Take Days Off!

Your body needs rest. It is easy to fall into the more is better trap, especially when you are training for 26 miles, but your body needs proper rest to be able to absorb training. I am the type of person that sometimes struggles with rest days, especially when I am anxious about hitting my goal time. It really helps me when I think about taking days off from running as a way to get better and help my body absorb the training. Changing your perspective on rest and days off make it so much easier to allow your body the rest it needs. I often think about how an extra 8 miles will not do me that much more good, but it can definitely cause injury or burnout.

I hope these tips can help as you start your marathon training! If you do have a marathon on the calendar, I would love to hear which one and how training is going. Leave a comment below!

Marathon Wednesday Series
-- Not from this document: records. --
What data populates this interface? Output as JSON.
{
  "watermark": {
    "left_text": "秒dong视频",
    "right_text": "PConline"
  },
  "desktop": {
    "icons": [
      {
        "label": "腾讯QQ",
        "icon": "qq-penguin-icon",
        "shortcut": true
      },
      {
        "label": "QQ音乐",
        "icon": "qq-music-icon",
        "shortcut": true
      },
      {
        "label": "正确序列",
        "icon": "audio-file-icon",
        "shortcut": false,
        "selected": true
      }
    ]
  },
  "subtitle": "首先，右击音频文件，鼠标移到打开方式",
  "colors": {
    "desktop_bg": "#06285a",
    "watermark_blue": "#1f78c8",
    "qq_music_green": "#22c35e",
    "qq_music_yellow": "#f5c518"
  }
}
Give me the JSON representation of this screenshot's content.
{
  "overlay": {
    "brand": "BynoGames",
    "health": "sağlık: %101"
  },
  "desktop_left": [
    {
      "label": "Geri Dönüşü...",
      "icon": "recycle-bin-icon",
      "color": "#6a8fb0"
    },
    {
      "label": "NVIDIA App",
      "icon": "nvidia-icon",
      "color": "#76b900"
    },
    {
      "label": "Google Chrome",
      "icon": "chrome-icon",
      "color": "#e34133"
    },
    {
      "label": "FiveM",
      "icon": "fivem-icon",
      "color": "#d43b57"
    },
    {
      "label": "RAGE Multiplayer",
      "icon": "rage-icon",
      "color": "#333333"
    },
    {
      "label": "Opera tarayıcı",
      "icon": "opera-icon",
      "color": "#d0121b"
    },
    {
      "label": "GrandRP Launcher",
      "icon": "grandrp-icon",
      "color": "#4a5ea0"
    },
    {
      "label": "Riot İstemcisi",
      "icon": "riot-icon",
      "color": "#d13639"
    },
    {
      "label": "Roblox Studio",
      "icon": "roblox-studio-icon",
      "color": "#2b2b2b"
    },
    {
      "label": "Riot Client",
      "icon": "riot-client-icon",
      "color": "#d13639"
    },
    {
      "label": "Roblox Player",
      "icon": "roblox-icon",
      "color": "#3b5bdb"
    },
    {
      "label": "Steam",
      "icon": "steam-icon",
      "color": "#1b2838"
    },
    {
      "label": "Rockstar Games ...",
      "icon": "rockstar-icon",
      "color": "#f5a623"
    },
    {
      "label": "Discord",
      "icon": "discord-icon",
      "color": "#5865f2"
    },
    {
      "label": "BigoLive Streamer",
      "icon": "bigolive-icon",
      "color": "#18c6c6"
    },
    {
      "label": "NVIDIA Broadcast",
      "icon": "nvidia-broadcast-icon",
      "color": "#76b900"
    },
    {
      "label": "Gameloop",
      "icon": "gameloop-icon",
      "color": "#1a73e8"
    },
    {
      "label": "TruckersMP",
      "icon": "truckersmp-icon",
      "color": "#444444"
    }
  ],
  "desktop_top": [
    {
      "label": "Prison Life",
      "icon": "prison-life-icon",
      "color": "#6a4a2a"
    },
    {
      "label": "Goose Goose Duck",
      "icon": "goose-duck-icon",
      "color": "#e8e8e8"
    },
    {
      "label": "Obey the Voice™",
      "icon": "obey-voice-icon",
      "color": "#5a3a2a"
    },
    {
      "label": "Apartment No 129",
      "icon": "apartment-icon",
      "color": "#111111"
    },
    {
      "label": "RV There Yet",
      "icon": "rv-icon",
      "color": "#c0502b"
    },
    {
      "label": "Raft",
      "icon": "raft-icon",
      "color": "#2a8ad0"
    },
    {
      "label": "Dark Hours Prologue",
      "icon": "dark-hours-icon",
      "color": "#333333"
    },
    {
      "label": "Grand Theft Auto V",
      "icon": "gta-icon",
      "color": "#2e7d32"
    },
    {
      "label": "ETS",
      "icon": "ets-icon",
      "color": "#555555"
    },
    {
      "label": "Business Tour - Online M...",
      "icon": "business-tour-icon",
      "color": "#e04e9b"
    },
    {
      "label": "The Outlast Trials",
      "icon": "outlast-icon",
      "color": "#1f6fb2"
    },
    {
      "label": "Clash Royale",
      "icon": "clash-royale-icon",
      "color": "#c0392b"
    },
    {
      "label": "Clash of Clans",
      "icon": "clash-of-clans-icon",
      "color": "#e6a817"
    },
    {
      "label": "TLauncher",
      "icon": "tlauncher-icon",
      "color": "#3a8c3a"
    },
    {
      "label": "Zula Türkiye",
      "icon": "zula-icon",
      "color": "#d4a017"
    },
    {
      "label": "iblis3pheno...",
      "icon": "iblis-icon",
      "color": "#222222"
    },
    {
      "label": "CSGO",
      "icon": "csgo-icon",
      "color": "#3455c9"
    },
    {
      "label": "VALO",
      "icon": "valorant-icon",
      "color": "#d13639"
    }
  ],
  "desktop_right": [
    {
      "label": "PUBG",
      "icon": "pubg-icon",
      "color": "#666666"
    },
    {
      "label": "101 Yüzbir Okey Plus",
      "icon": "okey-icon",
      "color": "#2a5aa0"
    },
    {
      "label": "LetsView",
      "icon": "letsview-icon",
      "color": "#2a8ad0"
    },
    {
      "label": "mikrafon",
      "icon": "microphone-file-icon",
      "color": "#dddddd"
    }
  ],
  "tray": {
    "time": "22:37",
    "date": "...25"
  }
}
Happy July! July over here in the Capel household is a big month. It is marathon month. We are just 25 days out from our first marathon. In just a few weeks, we will be flying to San Francisco, leaving Hudson for the first time (more on this on this to come), and celebrating our 4th anniversary the best way we know how (running 26.2 miles together!). Every Wednesday, for the month of July, I will be posting all things running and marathon training related. This will be a 4-part series that will cover the following topics:

  1. Marathon Training Tips
  2. Best Products for Training
  3. Recovery (this will be specifically geared towards the non-elite runner that does not have same access to recovery facilities that a pro runner has).
  4. Marathon Motivation (this will be a special post filled with responses from people I surveyed about what motivates them to get to that 26th mile).

If you are beginning to train for a fall marathon (Chicago, New York), I hope this series can be a helpful resource for you! I think this will be a fun month filled with (hopefully) helpful information, but also just filled with stories and inspiration that can help get you out the door and lacing up your shoes.

Marathons are not everyone’s cup of tea. I get that. Even as a runner, training for this marathon has been pretty brutal. It take a lot of time and a consistent effort. So, I get why not everyone has the desire to run a marathon. However, I really hope that this series can somehow inspire you to put something on the calendar a few months out. Put something on the calendar that will require you to work on a consistent basis. Create a goal and a plan. This could be a 5k race, it could be a local triathlon, it could be a challenge you make up for yourself (choose a distance and a mode of travel). Whatever it is, put it on your calendar and take it seriously. I cannot emphasize enough how impactful and important it has been to me, especially as a new mother, to have this marathon as a goal. It has been an outlet. More than an outlet, it has given me a purpose outside of changing diapers and making snacks. It has reminded me of my deep love of running. It has given me back a confidence I forgot I lost.

So with that, happy July and happy marathon month! I will see you back here tomorrow for all my best tips for marathon training.